Hezbollah has refused to enter into dialogue with all Lebanese political forces in order to reach agreements that might bring the country's situation under control, despite the constant calls for national unity to be maintained.  

This support has resulted in the closing of the ranks around Michel Aoun, legitimising the political immobility that grips Lebanon. His social weight has also increased after having made his medical resources available to President Aoun, thus avoiding the collapse of the health system during the hardest phases of the pandemic. 

However, gaining weight within a government or social environment through dependence on resources is one thing, but it is another that this increased dependence on Hezbollah has improved the organisation's image among the Lebanese. Neither among the Lebanese, nor among the international community on which Lebanon currently depends, has the image of the Shiite organisation changed.  

Despite Hezbollah, relations between Lebanon and Israel have progressed under the auspices of the United States in recent months. This is due to Beirut and Tel Aviv's need to establish the limits of their territorial waters, which would make it possible to use their respective exclusive economic zones (EEZs) and explore the hydrocarbon reserves located there. 

The rights to explore and exploit in Lebanese waters were sold to French companies by the previous Executive headed by Saad Hariri. The Shiite parties protested at the start of the negotiations and advocated that they should be conducted exclusively by military commanders.  

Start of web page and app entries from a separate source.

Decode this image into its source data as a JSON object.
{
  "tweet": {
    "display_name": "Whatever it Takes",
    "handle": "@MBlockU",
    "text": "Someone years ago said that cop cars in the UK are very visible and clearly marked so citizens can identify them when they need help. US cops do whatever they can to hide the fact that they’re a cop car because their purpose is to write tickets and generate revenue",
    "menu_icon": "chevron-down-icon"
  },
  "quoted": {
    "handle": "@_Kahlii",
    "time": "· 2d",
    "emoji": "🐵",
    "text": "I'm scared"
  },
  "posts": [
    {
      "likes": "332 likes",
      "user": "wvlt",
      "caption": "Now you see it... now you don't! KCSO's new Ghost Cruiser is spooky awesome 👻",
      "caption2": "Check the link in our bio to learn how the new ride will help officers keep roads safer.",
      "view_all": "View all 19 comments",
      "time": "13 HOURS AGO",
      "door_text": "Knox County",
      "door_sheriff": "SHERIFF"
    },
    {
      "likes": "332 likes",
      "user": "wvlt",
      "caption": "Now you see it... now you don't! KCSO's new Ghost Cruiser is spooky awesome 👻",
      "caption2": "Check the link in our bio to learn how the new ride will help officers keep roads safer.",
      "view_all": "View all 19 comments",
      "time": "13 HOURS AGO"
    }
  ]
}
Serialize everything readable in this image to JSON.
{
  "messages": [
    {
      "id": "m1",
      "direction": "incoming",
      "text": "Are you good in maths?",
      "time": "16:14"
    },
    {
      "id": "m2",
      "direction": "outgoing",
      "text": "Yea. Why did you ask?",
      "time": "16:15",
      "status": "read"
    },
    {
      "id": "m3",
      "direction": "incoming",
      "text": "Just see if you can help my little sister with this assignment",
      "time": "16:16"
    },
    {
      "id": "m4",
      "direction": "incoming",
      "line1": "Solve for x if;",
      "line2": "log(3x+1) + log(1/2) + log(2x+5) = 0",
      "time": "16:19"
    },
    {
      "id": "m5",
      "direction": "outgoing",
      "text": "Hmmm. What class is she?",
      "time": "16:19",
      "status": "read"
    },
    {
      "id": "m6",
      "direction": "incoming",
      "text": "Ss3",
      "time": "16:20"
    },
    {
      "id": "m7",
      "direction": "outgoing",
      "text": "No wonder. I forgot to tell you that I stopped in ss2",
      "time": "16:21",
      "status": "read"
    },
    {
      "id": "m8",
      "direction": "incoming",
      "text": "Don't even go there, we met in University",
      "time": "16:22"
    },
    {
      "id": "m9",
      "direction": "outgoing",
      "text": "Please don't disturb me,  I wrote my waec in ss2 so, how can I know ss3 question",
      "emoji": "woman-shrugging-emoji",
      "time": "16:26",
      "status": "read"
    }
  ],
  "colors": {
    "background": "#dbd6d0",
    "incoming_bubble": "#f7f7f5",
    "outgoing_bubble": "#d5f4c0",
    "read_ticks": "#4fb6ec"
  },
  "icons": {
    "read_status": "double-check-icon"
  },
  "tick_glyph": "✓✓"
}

But these diplomatic contacts would be inconsequential, as both governments have made it clear that the aim is to delimit the territorial waters of each country on the basis of strictly economic interests and not to begin to normalise relations.  

Time and circumstances have succeeded in sapping the strength of the great social mass which a year ago was seeing change coming, keeping the Gatopardism in Lebanese politics. The intention is " that everything should have an appearance of change but that nothing should change", thus leading Lebanon to nowhere.